A handful of former professional football players and their spouses have filed a federal lawsuit against the National Football League, alleging the NFL for years concealed information that would have proven a connection between the game and head and other injuries suffered by the athletes.
The lawsuit, which seeks class action status, was filed Aug. 17 at the U.S. District Court for the Eastern District of Pennsylvania by Philadelphia attorney Larry Coben of the firm Anapol Schwartz Weiss Cohan Feldman & Smalley, P.C.
The complaint alleges that for 35 years, up to and including this year’s Collective Bargaining Agreement with the NFL Players Association, the league has “continuously and vehemently denied that it knew, should have known or believed that there is any relationship between NFL players suffering concussions while playing, the NFL policies regarding tackling methodology or the NFL policies about return to play and long-term problems such as headaches, dizziness, dementia and/or Alzheimer’s disease that many retired players have experienced.
“Those denials have been stated in NFL publications, NFL sponsored so-called medical studies, testimony of NFL representatives before Congress and in the media in response to other reports suggesting a causal connection.”
The lawsuit claims that as far back as the early 1970s, the NFL started becoming aware of the relationship between concussions and the sport of football. It was also around this time that new helmet standards came into play.
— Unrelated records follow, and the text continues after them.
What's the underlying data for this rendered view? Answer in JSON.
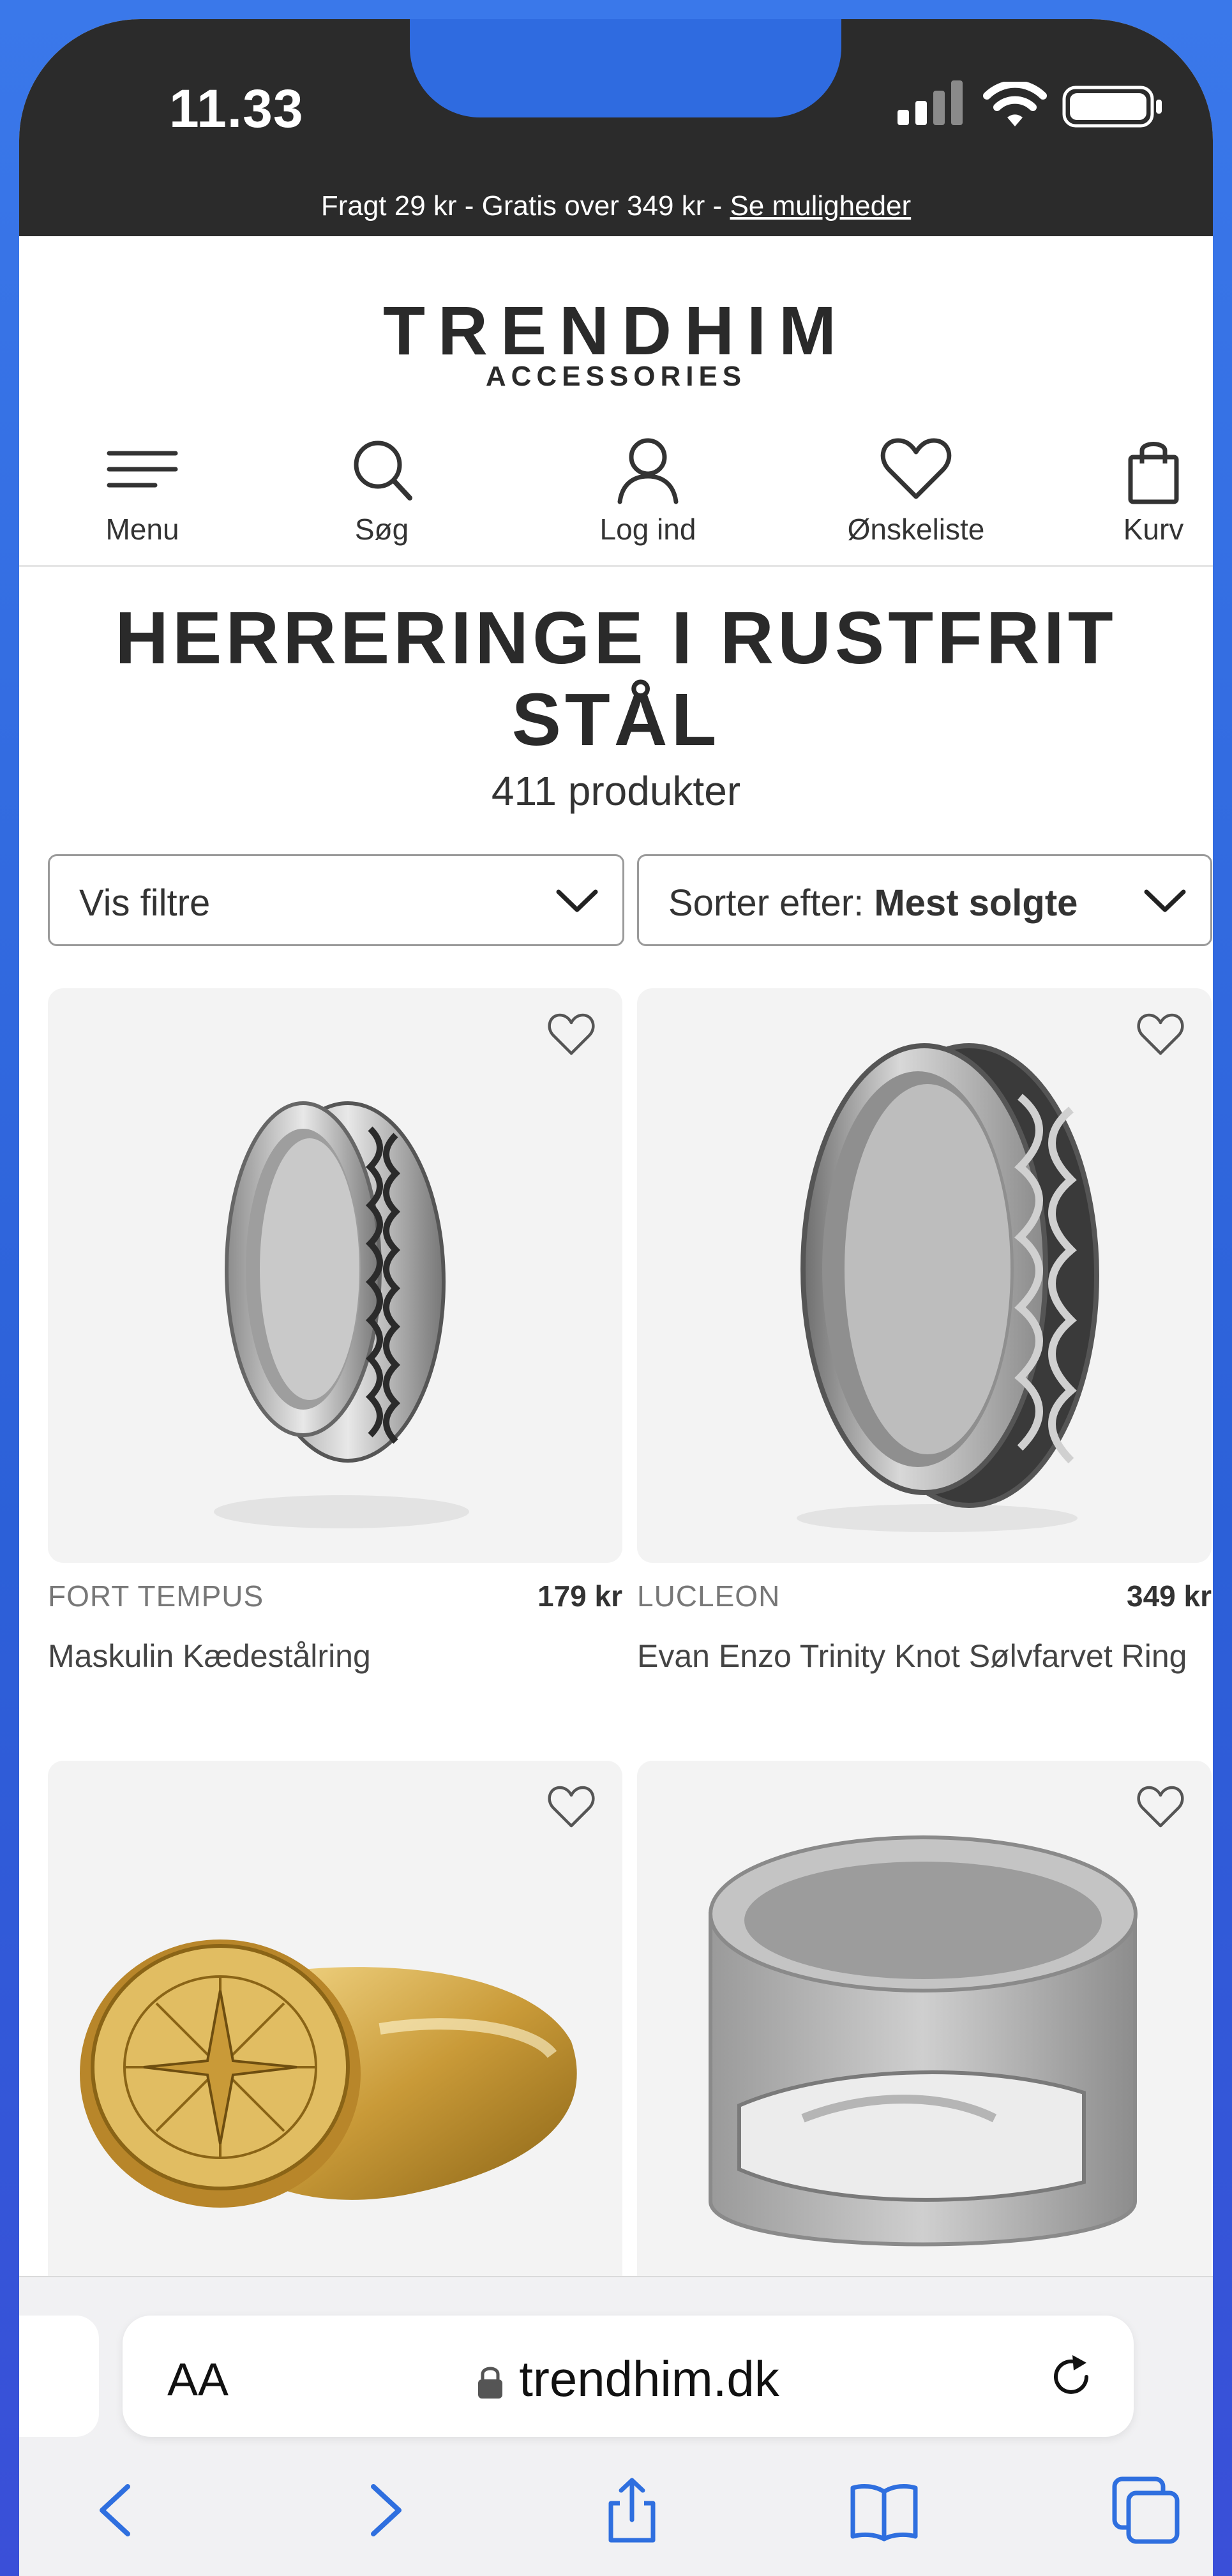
{
  "status_bar": {
    "time": "11.33",
    "promo_text": "Fragt 29 kr - Gratis over 349 kr  - ",
    "promo_link": "Se muligheder"
  },
  "header": {
    "logo": "TRENDHIM",
    "logo_sub": "ACCESSORIES",
    "nav": [
      {
        "label": "Menu",
        "icon": "menu-icon"
      },
      {
        "label": "Søg",
        "icon": "search-icon"
      },
      {
        "label": "Log ind",
        "icon": "user-icon"
      },
      {
        "label": "Ønskeliste",
        "icon": "heart-icon"
      },
      {
        "label": "Kurv",
        "icon": "bag-icon"
      }
    ]
  },
  "page": {
    "title": "HERRERINGE I RUSTFRIT STÅL",
    "count": "411 produkter",
    "filter_label": "Vis filtre",
    "sort_prefix": "Sorter efter:",
    "sort_value": "Mest solgte"
  },
  "products": [
    {
      "brand": "FORT TEMPUS",
      "price": "179 kr",
      "name": "Maskulin Kædestålring"
    },
    {
      "brand": "LUCLEON",
      "price": "349 kr",
      "name": "Evan Enzo Trinity Knot Sølvfarvet Ring"
    },
    {
      "brand": "",
      "price": "",
      "name": ""
    },
    {
      "brand": "",
      "price": "",
      "name": ""
    }
  ],
  "browser": {
    "text_size": "AA",
    "url": "trendhim.dk"
  }
}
Throughout the 1970s, 1980s and 1990s, the lawsuit states, NFL players were being “coached, trained and motivated to use all portions of their helmets to block, tackle, butt, spear, ram and/or injure opposing players by hitting with their helmeted heads.”
“These techniques were condoned by the NFL and/or not significantly condemned by the NFL, despite the defendant’s awareness that this practice was causing an increased risk in concussions among players,” the lawsuit states.
And while a rule was eventually passed that discouraged such practices, it was rarely enforced, the lawsuit maintains, since the NFL was more interested in keeping fans entertained.
The lawsuit claims that since the 1970s, the NFL has known that players suffering from repeated concussions were more likely to develop post-traumatic brain injuries, yet the league officially continues to deny any connection or correlation between players who have had concussions and long-term chronic brain injuries or illnesses.
The NFL even went as far as to dispute the findings of a study it commissioned itself that showed former professional football players were being diagnosed with dementia or other memory-related diseases at a rate significantly higher than that of the general population, the suit states.
“The defendant’s … disputed these findings and continued the mantra in the Press that there is no evidence connecting concussions, concussion like symptoms, NFL football and long-term brain illness or injury …,” the lawsuit claims.
The plaintiffs in the case are as follows: Charles Ray Easterling and his wife, Mary Ann Easterling, of Richmond, VA; Wayne Radloff and his wife, Garland Radloff, of Hilton Head Island, SC; James McMahon of Scottsdale, AZ; Gerald Feehery of Media, Pa.; Joseph E. Thomas and his wife, Nicole Thomas, of Seattle, WA; Michael Thomas Furrey of Huntingdon, WV; and Steve Kiner and his wife, Carol Kiner, of Atlanta, Georgia.
The plaintiffs in the civil action seek certification of a nationwide class against the defendant for negligence and other wrongful conduct alleged in the complaint, which contains counts of concealment, civil conspiracy, negligence, medical monitoring, and other damages.
The action demands a trial by jury.
The federal case number is 2:11-cv-05209-AB.